And, one could argue, that means that the magazine market in terms of content is even more concentrated than it first appears. Those top three companies control 45 percent of the revenues in the magazine market and also control what might be called the agenda-setting magazines in the areas of pop culture and business. They play important roles in shaping the national dialogue in these areas, which are the areas readers and advertisers are most interested in. They are the magazines cited by other media in the critical game of buzz.
Who Owns the News?
Only one of the top 10 magazine companies, Time Warner, publishes one of the big three news magazines, Time. Newsweek is owned by The Washington Post, a big media company that is only a bit player in the magazine world. And U.S. News is owned by real estate mogul Mort Zuckerman, who also owns a hodgepodge of magazines and newspapers. Why are the big news magazines so underrepresented in the big magazine companies? In part it may be that they are not sexy or new. They are among the longest continuously published magazines in the country. They got in, established their names and made competition difficult.
Lack of profit potential should not be overlooked as cause as well.

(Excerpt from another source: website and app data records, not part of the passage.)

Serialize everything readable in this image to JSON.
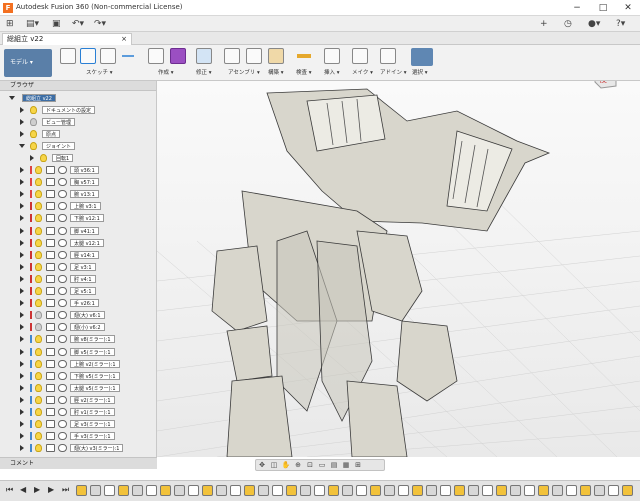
{
  "window": {
    "title": "Autodesk Fusion 360 (Non-commercial License)",
    "minimize": "−",
    "maximize": "□",
    "close": "✕"
  },
  "tab": {
    "label": "総組立 v22",
    "close": "×"
  },
  "workspace": {
    "label": "モデル"
  },
  "toolbar": {
    "groups": [
      {
        "label": "スケッチ ▾"
      },
      {
        "label": "作成 ▾"
      },
      {
        "label": "修正 ▾"
      },
      {
        "label": "アセンブリ ▾"
      },
      {
        "label": "構築 ▾"
      },
      {
        "label": "検査 ▾"
      },
      {
        "label": "挿入 ▾"
      },
      {
        "label": "メイク ▾"
      },
      {
        "label": "アドイン ▾"
      },
      {
        "label": "選択 ▾"
      }
    ]
  },
  "viewcube": {
    "face": "後"
  },
  "browser": {
    "header": "ブラウザ",
    "root": "総組立 v22",
    "system_rows": [
      "ドキュメントの設定",
      "ビュー管理",
      "原点",
      "ジョイント",
      "回転1"
    ],
    "components": [
      "頭 v36:1",
      "胸 v57:1",
      "腕 v13:1",
      "上腕 v3:1",
      "下腕 v12:1",
      "脚 v41:1",
      "太腿 v12:1",
      "脛 v14:1",
      "足 v3:1",
      "肘 v4:1",
      "足 v5:1",
      "手 v26:1",
      "翅(大) v6:1",
      "翅(小) v6:2",
      "腕 v8(ミラー):1",
      "脚 v5(ミラー):1",
      "上腕 v2(ミラー):1",
      "下腕 v5(ミラー):1",
      "太腿 v5(ミラー):1",
      "脛 v2(ミラー):1",
      "肘 v1(ミラー):1",
      "足 v3(ミラー):1",
      "手 v3(ミラー):1",
      "翅(大) v3(ミラー):1"
    ],
    "bar_colors": [
      "#d44",
      "#d44",
      "#d44",
      "#c33",
      "#c33",
      "#c33",
      "#c33",
      "#c33",
      "#c33",
      "#c33",
      "#c33",
      "#c33",
      "#c33",
      "#c33",
      "#48c",
      "#48c",
      "#48c",
      "#48c",
      "#48c",
      "#48c",
      "#48c",
      "#48c",
      "#48c",
      "#48c"
    ],
    "visible": [
      true,
      true,
      true,
      true,
      true,
      true,
      true,
      true,
      true,
      true,
      true,
      true,
      false,
      false,
      true,
      true,
      true,
      true,
      true,
      true,
      true,
      true,
      true,
      true
    ]
  },
  "comment": {
    "label": "コメント"
  }
}
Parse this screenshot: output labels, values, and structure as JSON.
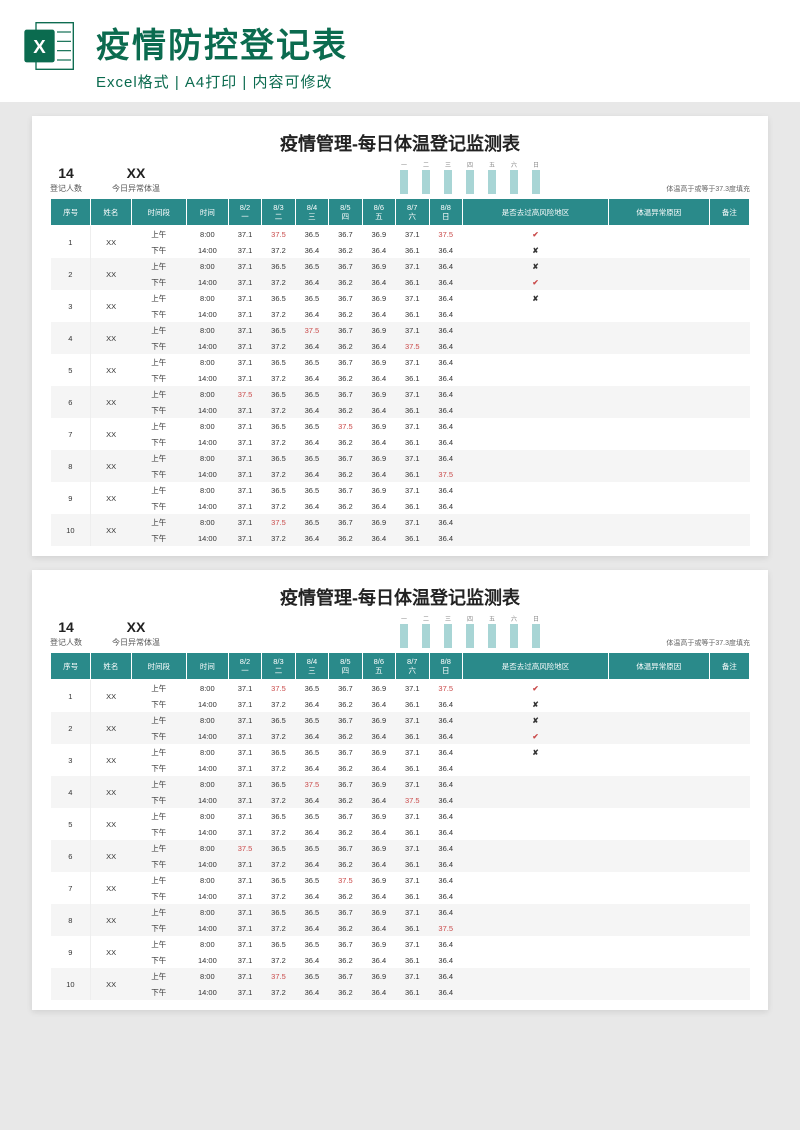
{
  "banner": {
    "title": "疫情防控登记表",
    "subtitle": "Excel格式 | A4打印 | 内容可修改"
  },
  "sheet": {
    "title": "疫情管理-每日体温登记监测表",
    "summary": {
      "count_val": "14",
      "count_lbl": "登记人数",
      "abnormal_val": "XX",
      "abnormal_lbl": "今日异常体温"
    },
    "week_labels": [
      "一",
      "二",
      "三",
      "四",
      "五",
      "六",
      "日"
    ],
    "threshold_note": "体温高于或等于37.3度填充",
    "headers": {
      "seq": "序号",
      "name": "姓名",
      "period": "时间段",
      "time": "时间",
      "risk": "是否去过高风险地区",
      "reason": "体温异常原因",
      "remark": "备注"
    },
    "date_headers": [
      {
        "d": "8/2",
        "w": "一"
      },
      {
        "d": "8/3",
        "w": "二"
      },
      {
        "d": "8/4",
        "w": "三"
      },
      {
        "d": "8/5",
        "w": "四"
      },
      {
        "d": "8/6",
        "w": "五"
      },
      {
        "d": "8/7",
        "w": "六"
      },
      {
        "d": "8/8",
        "w": "日"
      }
    ],
    "period": {
      "am": "上午",
      "pm": "下午"
    },
    "times": {
      "am": "8:00",
      "pm": "14:00"
    },
    "name_placeholder": "XX",
    "rows": [
      {
        "seq": "1",
        "am": [
          "37.1",
          "37.5",
          "36.5",
          "36.7",
          "36.9",
          "37.1",
          "37.5"
        ],
        "pm": [
          "37.1",
          "37.2",
          "36.4",
          "36.2",
          "36.4",
          "36.1",
          "36.4"
        ],
        "risk_am": "✔",
        "risk_pm": "✘"
      },
      {
        "seq": "2",
        "am": [
          "37.1",
          "36.5",
          "36.5",
          "36.7",
          "36.9",
          "37.1",
          "36.4"
        ],
        "pm": [
          "37.1",
          "37.2",
          "36.4",
          "36.2",
          "36.4",
          "36.1",
          "36.4"
        ],
        "risk_am": "✘",
        "risk_pm": "✔"
      },
      {
        "seq": "3",
        "am": [
          "37.1",
          "36.5",
          "36.5",
          "36.7",
          "36.9",
          "37.1",
          "36.4"
        ],
        "pm": [
          "37.1",
          "37.2",
          "36.4",
          "36.2",
          "36.4",
          "36.1",
          "36.4"
        ],
        "risk_am": "✘",
        "risk_pm": ""
      },
      {
        "seq": "4",
        "am": [
          "37.1",
          "36.5",
          "37.5",
          "36.7",
          "36.9",
          "37.1",
          "36.4"
        ],
        "pm": [
          "37.1",
          "37.2",
          "36.4",
          "36.2",
          "36.4",
          "37.5",
          "36.4"
        ],
        "risk_am": "",
        "risk_pm": ""
      },
      {
        "seq": "5",
        "am": [
          "37.1",
          "36.5",
          "36.5",
          "36.7",
          "36.9",
          "37.1",
          "36.4"
        ],
        "pm": [
          "37.1",
          "37.2",
          "36.4",
          "36.2",
          "36.4",
          "36.1",
          "36.4"
        ],
        "risk_am": "",
        "risk_pm": ""
      },
      {
        "seq": "6",
        "am": [
          "37.5",
          "36.5",
          "36.5",
          "36.7",
          "36.9",
          "37.1",
          "36.4"
        ],
        "pm": [
          "37.1",
          "37.2",
          "36.4",
          "36.2",
          "36.4",
          "36.1",
          "36.4"
        ],
        "risk_am": "",
        "risk_pm": ""
      },
      {
        "seq": "7",
        "am": [
          "37.1",
          "36.5",
          "36.5",
          "37.5",
          "36.9",
          "37.1",
          "36.4"
        ],
        "pm": [
          "37.1",
          "37.2",
          "36.4",
          "36.2",
          "36.4",
          "36.1",
          "36.4"
        ],
        "risk_am": "",
        "risk_pm": ""
      },
      {
        "seq": "8",
        "am": [
          "37.1",
          "36.5",
          "36.5",
          "36.7",
          "36.9",
          "37.1",
          "36.4"
        ],
        "pm": [
          "37.1",
          "37.2",
          "36.4",
          "36.2",
          "36.4",
          "36.1",
          "37.5"
        ],
        "risk_am": "",
        "risk_pm": ""
      },
      {
        "seq": "9",
        "am": [
          "37.1",
          "36.5",
          "36.5",
          "36.7",
          "36.9",
          "37.1",
          "36.4"
        ],
        "pm": [
          "37.1",
          "37.2",
          "36.4",
          "36.2",
          "36.4",
          "36.1",
          "36.4"
        ],
        "risk_am": "",
        "risk_pm": ""
      },
      {
        "seq": "10",
        "am": [
          "37.1",
          "37.5",
          "36.5",
          "36.7",
          "36.9",
          "37.1",
          "36.4"
        ],
        "pm": [
          "37.1",
          "37.2",
          "36.4",
          "36.2",
          "36.4",
          "36.1",
          "36.4"
        ],
        "risk_am": "",
        "risk_pm": ""
      }
    ]
  },
  "chart_data": {
    "type": "bar",
    "categories": [
      "一",
      "二",
      "三",
      "四",
      "五",
      "六",
      "日"
    ],
    "values": [
      14,
      14,
      14,
      14,
      14,
      14,
      14
    ],
    "title": "",
    "xlabel": "",
    "ylabel": "",
    "ylim": [
      0,
      14
    ]
  },
  "threshold": 37.3
}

Even as magazine startups grow, the news magazine category remains largely unchanged, particularly at the mass-marketed, high-circulation end of the spectrum.1 Does this mean that three big news magazines is the limit? Possibly. But the fact that there are, and long have been, only three big news magazines despite continuous growth in other segments (such as entertainment) suggests that many publishers simply do not think there is money to be made here. It is true that the magazine companies that have thrived in the past 20 years are more focused on niches other than news and might have a hard time starting a news magazine from scratch. But there is nothing preventing companies with strong editorial backgrounds, such as Hearst or Advance, from launching new news magazines. Even Time Warner might be interested in the idea if it looked profitable. The company did not fear cannibalizing People’s readership when it launched Entertainment Weekly or Teen People. It assumed there were niches in which it could move without harming its franchise and it was right.
Why this did not occur in news magazines is a question. Perhaps the field was considered too crowded. Now, absent a remaking of the genre’s format, it seems, it certainly is.
1. “100 Leading Media Companies,” AdAge.com, August 2003. Companies are ranked by their total media revenues collected in the United States in 2002. The list is available at http://www.adage.com/page.cms?pageId=1018.
4. In December of 2003, Primedia announced the sale of New York Magazine to Bruce Wasserstein, an investment banker. The deal moved Primedia out of the mainstream consumer magazine market and put it more squarely in the niche magazine camp.
5. In 2001, Dennis Publishing, publisher of Maxim, launched an American version of its British news magazine, The Week. The magazine, made up of a collection of stories from other publications, has 150,000 subscribers. It still survives but is losing money. Its long-term prognosis is unknown.